Here are some examples/models for citation formats for images. In each case, you should put the citation in the “caption” window, which you can find when you upload or edit on “Media.” As you upload more images, make sure to put your citations in there.
You’ll also need to consider whether you need permission to use images you get online. If an image (or a text) was created before 1925, it is automatically in the public domain, which means you don’t need permission to use it. If it was created after that, your need to acquire permission (or to make a “good faith effort” to do so) will depend upon where you found it.
All images must have citations/captions, including those that you’ve taken yourself. (“Photo by [your name]”) You want to do this not only because scholars must cite their sources, but also for the sake of clarity: you want your reader to know what they’re looking at, and where the image came from. Presenting an image without explaining its meaning and purpose can be confusing and misleading.
Please let me know ASAP if there are any other types of image-based primary sources you’re confused about how to cite. I will add to this post as they come up.
Make sure you include the correct sheet #. No permission needed.
Corner of Edgewood and Bell, Atlanta 1911-1925, sheet 453, Sanborn Fire Insurance Maps.
Snapshots from Birdseye Maps:
You can find three different birds eye maps of the Atlanta if you go to the Library of Congress website (www.loc.gov) and search for birds eye map Atlanta. You do not need permission to use any of them — they’re all in the public domain. But make sure you cite them, using the correct date and contributor.
Flatiron Building, Foote and Davies Birdseye Map of Atlanta (1919)
Photographs from the GSU Library’s Digital Collections:
You can find the accession/catalog # if you scroll down the page on the Digital Collections website. You do not need permission to use them, but you must give a full citation.
“Wreckers expose the oldest building in downtown Atlanta, the Georgia Railroad Freight Depot, Atlanta, Georgia, October 30, 1979.” AJCP201-15b, Atlanta Journal Constitution Photographic Archives. Special Collections and Archives, Georgia State University Library.
Photographs from the Atlanta History Center:
Here, too, you can find the catalog # by scrolling down the page on the AHC Album website. You don’t need permission as long as you’re using the version of the image with the AHC watermark.
Kimball House (c. 1950), VIS 82.582.04, Kenneth Rogers Photographs, reproduced with permission from Atlanta History Photograph Collection, Kenan Research Center, Atlanta History Center, Atlanta GA.
Images from Wikipedia or Wikimedia Commons:
If an image appears on Wikipedia, it is possible that the owner of that image has released it to the public domain. If that’s the case, you can use it without permission … but you still need to cite it.
The Richards Mausoleum, Oakland Cemetery, Atlanta GA. Image from Wikimedia Commons, https://commons.wikimedia.org/wiki/File:Oakland-Cemetery-Richards-tomb.jpg (accessed April 5, 2016)
Images from Archival Collections:

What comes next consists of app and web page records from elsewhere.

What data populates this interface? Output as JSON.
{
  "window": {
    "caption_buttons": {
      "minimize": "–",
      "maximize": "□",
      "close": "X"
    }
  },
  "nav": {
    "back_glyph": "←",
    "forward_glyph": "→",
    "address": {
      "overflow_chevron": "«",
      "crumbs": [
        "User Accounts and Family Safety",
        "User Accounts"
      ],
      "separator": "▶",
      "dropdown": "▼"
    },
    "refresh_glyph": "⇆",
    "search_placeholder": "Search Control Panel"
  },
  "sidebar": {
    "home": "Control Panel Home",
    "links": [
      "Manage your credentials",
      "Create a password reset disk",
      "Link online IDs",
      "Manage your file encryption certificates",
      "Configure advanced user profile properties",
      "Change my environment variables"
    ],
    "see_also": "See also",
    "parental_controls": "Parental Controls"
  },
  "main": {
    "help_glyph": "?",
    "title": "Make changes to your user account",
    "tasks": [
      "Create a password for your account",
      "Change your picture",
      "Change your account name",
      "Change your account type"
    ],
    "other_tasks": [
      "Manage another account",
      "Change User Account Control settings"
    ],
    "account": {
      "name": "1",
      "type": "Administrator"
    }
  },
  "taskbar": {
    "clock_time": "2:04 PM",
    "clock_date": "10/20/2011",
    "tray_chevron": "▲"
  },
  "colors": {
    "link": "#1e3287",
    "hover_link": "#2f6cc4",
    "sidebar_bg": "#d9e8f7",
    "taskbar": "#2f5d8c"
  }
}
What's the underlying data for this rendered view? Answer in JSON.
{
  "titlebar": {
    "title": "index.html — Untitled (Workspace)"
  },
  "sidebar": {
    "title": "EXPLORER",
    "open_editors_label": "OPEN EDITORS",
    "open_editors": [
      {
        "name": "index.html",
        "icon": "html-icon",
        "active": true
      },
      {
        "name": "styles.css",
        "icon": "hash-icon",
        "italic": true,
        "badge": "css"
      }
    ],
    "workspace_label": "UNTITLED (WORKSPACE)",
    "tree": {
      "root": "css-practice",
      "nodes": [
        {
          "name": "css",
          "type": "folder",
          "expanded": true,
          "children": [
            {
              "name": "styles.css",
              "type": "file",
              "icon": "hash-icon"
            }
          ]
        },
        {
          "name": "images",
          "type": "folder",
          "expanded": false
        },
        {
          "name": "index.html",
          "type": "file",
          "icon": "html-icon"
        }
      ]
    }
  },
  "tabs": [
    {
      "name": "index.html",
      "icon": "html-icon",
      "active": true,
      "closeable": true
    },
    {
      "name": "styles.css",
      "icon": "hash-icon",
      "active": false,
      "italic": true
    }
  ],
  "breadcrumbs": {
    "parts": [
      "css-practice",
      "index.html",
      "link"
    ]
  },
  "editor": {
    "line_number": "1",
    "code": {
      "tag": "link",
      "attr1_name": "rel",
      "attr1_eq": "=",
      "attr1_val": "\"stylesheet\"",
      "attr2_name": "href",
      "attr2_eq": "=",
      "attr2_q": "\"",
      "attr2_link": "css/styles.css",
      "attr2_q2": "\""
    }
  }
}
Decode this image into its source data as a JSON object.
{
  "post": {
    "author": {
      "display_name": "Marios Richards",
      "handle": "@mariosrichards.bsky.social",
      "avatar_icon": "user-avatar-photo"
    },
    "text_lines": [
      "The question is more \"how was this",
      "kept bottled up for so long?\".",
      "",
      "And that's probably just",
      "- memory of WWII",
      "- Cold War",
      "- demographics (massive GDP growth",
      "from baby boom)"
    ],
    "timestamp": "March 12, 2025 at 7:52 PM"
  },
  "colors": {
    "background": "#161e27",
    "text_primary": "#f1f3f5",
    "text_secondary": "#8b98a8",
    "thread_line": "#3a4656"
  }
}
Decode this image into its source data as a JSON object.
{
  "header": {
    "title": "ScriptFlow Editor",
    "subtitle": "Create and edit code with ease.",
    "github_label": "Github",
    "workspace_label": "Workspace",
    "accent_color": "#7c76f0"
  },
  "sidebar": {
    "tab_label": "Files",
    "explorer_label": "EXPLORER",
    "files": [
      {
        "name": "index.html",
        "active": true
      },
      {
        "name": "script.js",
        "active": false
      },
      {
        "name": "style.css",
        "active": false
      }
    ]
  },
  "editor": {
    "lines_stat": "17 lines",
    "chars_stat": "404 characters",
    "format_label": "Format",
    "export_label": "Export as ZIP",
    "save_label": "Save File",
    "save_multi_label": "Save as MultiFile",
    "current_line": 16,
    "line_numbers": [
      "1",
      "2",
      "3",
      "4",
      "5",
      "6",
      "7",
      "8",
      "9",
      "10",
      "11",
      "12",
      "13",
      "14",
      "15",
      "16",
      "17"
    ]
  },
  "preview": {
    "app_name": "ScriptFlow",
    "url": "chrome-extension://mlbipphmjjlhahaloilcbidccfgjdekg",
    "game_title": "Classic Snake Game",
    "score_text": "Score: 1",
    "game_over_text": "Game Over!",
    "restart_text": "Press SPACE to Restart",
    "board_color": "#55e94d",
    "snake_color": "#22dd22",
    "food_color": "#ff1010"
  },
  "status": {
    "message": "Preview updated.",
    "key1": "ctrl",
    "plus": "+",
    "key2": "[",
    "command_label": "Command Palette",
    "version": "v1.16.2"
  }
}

This image comes from the Breman Jewish Heritage Museum in Atlanta. It was sent to me by their archivist, and he gave me permission to use it.
Menu (c. 1960), Leb’s Restaurant Records, William Breman Jewish Heritage Museum, Atlanta GA.
Photographs that you took:
Of course, you don’t need permission to use a picture you took, since you took it. If there are people in the picture besides yourself, though, you should get permission from them. In the caption, state what it is a photograph of, if it’s not obvious to the reader. You can give it the caption “Photograph by author,” or you can attach your name to it. Either way, give the date that the photo was taken.
Mailbox in Rhodes-Haverty Building, Atlanta GA. Photograph taken by Marni Davis, January 7, 2016.